December 21, 2017 • 5 minute read • by Saeed
“To be creative, lose the fear of being wrong.” ~ Unknown
As the saying goes, two heads are better than one.
At its most basic level, brainstorming is a method and approach often used for problem solving. It encourages people to come up with thoughts and ideas. Some of these ideas can be crafted into original, creative solutions to a problem, while others can spark even more ideas. This helps to get people unstuck by “jolting” them out of their normal ways of thinking.
It Starts with Asking The Right Questions
The general process is for the meeting facilitator to post a single open-ended and strategically focused question to help participants understand and explore a given topic. Part of the power of questions is that they don’t just seek information, but lead to the co-creation of knowledge. Therefore, open-ended questions that invite people to think deeply about their experiences and the world around them are important for opening up conversations and learning. Conversely, how a question is framed can limit the range of responses to provide and lead to a pre-determined answer.
The focus on asking the right questions in strategic planning settings arises from the belief that questions can be transformational, in the sense that they introduce “alternative possibilities, theories and views of the world. Without the right questions, you cannot get the right answers. Open questions are ones that start with what, where, when, how, and who. Closed questions are less useful because they only promote a “yes” or “no” response.
Taking Brainstorming to the Next Level

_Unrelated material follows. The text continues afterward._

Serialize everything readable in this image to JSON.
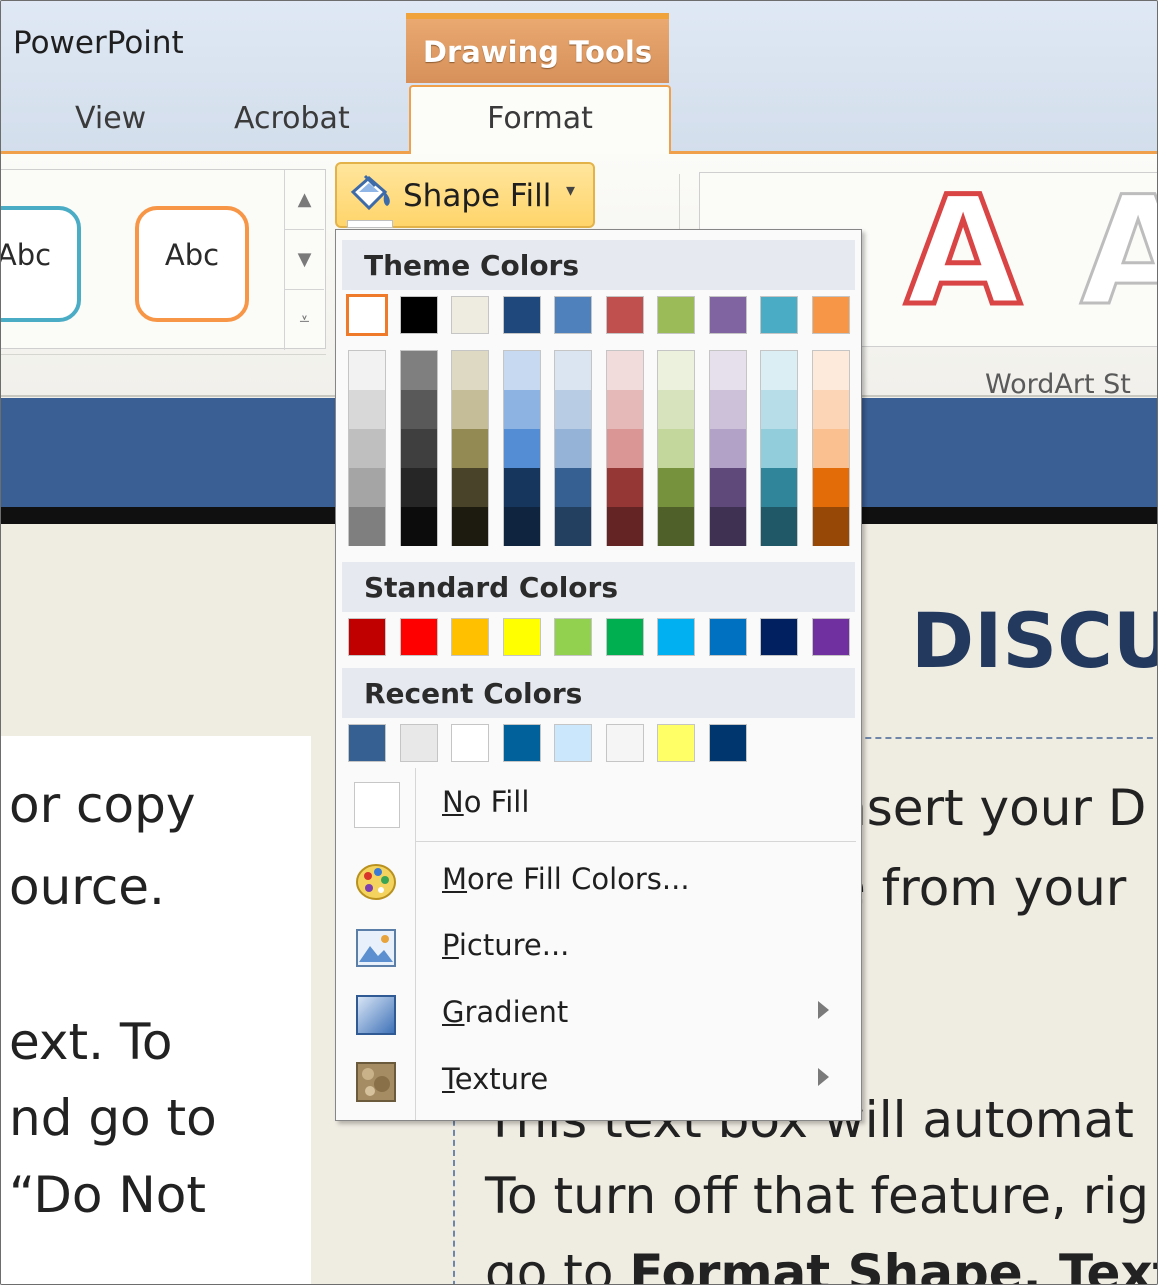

But good participatory design would indicate that there is more than just asking the right question and letting everyone call out their responses. Rapid fire brainstorming within time limitations can help generate ideas quickly, because you don’t have time to filter or over-think each one. But if you have more time and you want to provide a little more structure to your brainstorming, try the technique below to help you organize the rapid ideation and create actionable strategy from your session.
1. Brainstorm in layers – Start with silent individual brainstorming, and then ask participants to select their personal favorites to share in a small group. Ask small groups to agree on a specified number of distinct ideas to print clearly onto large cards, one idea per card. Invite the small groups to share their answers with the whole group by gradually calling for the cards. As you read each card aloud, show it to the group and post it on the front wall. Make sure to get equal numbers of cards from all the small groups.

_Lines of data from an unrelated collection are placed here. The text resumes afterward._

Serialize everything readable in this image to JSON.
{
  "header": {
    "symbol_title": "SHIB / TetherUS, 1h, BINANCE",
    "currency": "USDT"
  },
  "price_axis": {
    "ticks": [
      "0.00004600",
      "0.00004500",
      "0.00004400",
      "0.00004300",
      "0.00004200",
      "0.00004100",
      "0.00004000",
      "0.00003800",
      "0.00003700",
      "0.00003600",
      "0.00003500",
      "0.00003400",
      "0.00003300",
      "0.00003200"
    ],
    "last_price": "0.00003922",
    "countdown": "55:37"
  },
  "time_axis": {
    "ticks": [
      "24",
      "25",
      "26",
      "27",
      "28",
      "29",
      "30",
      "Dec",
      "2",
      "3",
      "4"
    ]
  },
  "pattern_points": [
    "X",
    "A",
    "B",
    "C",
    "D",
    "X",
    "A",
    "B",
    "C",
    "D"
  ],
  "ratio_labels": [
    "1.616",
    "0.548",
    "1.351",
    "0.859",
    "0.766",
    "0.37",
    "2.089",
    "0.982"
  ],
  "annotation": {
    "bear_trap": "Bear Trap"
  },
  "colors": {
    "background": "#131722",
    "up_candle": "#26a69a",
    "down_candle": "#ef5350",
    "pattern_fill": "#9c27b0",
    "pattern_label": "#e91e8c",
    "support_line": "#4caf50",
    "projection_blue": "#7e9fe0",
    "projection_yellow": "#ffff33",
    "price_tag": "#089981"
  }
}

2. Cluster ideas – When there are about 15 cards on the wall, ask the group to create pairs of cards with similar intent (for added visual impact, use the ‘sticky wall’ and colored paper). Move cards with similar ideas together, first in pairs, then in larger groupings, or clusters. Ask each small group to hand up additional cards, a few at a time, until you have all the cards from all the groups. By the last round, most of the remaining cards will contain ideas similar to those already clustered, and the group can easily identify where to place them.
3. Name the clusters – After all the cards are placed on the wall in clusters or columns, give each cluster a 3-5 word title that answers the focus question (e.g. improved customer service).
4. Confirm the resolve – After naming all the clusters, review the titles to ensure clarity. Discuss the overall impact the ideas will have, and confirm that they represent the consensus of the whole group. Gain commitment on immediate next steps.
One Final word…
Brainstorming is a tried and true method, especially in the early stages of a product or a company’s growth, to bring together a wide range of viewpoints. It’s a quick way to generate a large quantity of ideas; instead of just one or two. A group effort can exponentially increase the number of ideas and the technique above can help organize them. During brainstorming sessions, avoid criticizing or rewarding ideas. This tends to shut people’s thinking down. Instead, try to open up possibilities and to bring out creativity on the part of group members. Judgment and analysis at this stage stunts idea generation and limits creativity. Allow everyone to have a say. Facilitate the session so that the people who are quiet have equal time in the spotlight as those who have the tendency to dominate discussions. Just as with other collaborative meeting techniques, be the ‘guide on the side, not the sage on the stage.’
Wait! Before you go…
Why would you follow me?
I write personal and professional development articles to help readers be the most effective human being they can be; in short, to help you find your inner awesomeness. By liking, commenting, sharing, and following, you are encouraging me to keep going. It is my direct feedback loop that tells me that I am providing value to you.
I also love connecting with new people and seeing what others are up to in the world.
Last thing, if you liked this post, consider checking out my other recent posts for inspiration and concrete actions steps to become more effective at work and life.
©2017 – All Content by Saeed H. Mirfattah, M.A.